Most everyone is familiar with the saying "Don't judge a book by it's cover" but in the case of Girl In Translation and it's gorgeous cover art you should most definitely judge this book by it's cover. It's beautiful inside and out. I must admit I was drawn to this book by it's cover and that it was a coming-of- age story of a young girl that immigrates with her mother to the US from China. I love to read books about other cultures as my own family is from different cultural backgrounds. My grandparents immigrated from Poland and Russia and my mother immigrated to the US from Germany when she married my father. To top it off, when I read that Jean Kwok's book Girl In Translation was "reminiscent of A Tree Grows in Brooklyn", which is my all time favorite book, I knew that it was a must read for me. It does have many similarities which is one of the many reasons that I enjoyed this book so much.
Kimberly and her mother leave Hong Kong after her father dies to live in Brooklyn, New York. Her aunt, her mother's sister, sponsors them allowing them only to stay a few days in her clean and comfortable home. The aunt moves them into an uninhabitable place of squalor and puts them to work in her Chinese clothing sweatshop. Kimberly is 11 years old, an intelligent girl and learns English and succeeds academically in school but socially she is quite challenged. She is forced to lead a double life of sorts as a child in school and a child working in a sweatshop after school, evenings and weekends.
As a reader, we are told the story through Kimberly's eyes and voice as she grows older and through her experiences in the sweat shop, at school and beyond. She learns to translate the language between both English and Chinese and the two worlds they come from. I found myself connected to Kimberly as she expresses her impressions, experiences and those of her mother as she learns to pronounce words in English. Both mother and daughter have such a strong bond, they are connected by their strength, love and determination to make the best of their situation. There is no giving up no matter what and they endure great hardships over the years.
I enjoyed seeing Kimberly grow as a young child into a teen and young woman fiercely protective of her mother who still struggled to learn the English language and worked so hard without complaints in the sweat shop. Kimberly tries to fit into the American way of life which has it's challenges as an immigrant and you get an understanding of how hard that can be. She develops a few friendships and a love for a factory boy that is not following the same path as she is. The ending was perfectly fitting to the story and one that may be a surprise to some readers.

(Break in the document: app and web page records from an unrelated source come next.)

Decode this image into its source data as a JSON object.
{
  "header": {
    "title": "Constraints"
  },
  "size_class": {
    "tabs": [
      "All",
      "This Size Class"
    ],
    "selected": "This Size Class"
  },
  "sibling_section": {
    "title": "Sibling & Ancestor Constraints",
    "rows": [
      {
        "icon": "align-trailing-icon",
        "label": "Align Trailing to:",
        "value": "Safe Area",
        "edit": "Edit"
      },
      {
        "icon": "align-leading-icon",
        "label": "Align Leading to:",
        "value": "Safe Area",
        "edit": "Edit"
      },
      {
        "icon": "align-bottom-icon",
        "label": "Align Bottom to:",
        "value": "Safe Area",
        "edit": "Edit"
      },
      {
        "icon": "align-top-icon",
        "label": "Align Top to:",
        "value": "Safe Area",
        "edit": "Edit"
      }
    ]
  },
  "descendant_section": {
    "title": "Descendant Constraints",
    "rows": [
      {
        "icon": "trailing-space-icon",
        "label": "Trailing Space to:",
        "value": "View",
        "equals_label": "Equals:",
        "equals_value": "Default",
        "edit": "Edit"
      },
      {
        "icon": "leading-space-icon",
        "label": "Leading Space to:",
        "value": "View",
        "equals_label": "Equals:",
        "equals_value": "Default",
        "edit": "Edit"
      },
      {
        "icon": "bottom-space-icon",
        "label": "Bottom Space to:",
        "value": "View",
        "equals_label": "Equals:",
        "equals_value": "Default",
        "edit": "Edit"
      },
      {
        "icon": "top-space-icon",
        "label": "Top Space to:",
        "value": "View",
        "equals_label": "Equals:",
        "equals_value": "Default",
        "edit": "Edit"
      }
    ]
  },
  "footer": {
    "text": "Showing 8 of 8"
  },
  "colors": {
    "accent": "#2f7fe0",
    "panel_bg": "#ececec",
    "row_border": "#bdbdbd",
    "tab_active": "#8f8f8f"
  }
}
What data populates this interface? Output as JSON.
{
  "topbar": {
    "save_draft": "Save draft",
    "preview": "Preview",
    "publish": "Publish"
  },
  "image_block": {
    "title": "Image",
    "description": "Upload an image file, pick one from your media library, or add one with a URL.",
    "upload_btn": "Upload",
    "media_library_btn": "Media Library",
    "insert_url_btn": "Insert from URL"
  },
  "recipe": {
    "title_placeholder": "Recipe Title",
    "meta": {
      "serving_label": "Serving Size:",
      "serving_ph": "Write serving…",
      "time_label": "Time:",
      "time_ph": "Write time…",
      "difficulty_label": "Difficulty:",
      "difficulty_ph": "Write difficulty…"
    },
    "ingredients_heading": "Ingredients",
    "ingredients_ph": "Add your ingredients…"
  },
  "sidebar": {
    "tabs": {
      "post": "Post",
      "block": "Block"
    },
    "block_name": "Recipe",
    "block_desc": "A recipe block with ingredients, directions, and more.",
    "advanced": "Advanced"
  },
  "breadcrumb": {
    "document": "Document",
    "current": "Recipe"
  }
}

This is a book that will make you think and it did that for me, even after I finished the book. Which to me, is a sign of a great book. Reading Girl in Translation has made me aware on a deeper level, what it must be like to be an immigrant and come to a new country feeling like an outsider. Transitioning into a new way of life, learning a new language, fitting in, being accepted etc. I appreciated the novel even more when I read the background of Jean Kwok, on her website. Ms. Kwok shares that Girl in Translation is a work of fiction but many of the experiences were similar to her own life. I believe that this reality infused with fiction gives Girl in Translation strength and life. Ms. Kwok is a gifted writer and this is a fabulous debut novel. I look forward to more of her writing in the future and was thrilled to read on her website that she is already in the process of writing her next book. Girl in Translation is truly a beautiful novel and one that everyone should read, especially those who are interested in culturally based books and coming-of-age novels.
Disclosure: Thanks to the publisher, Penguin, for sending me an advanced reading copy for review. I am an amazon associate and Indiebound associate.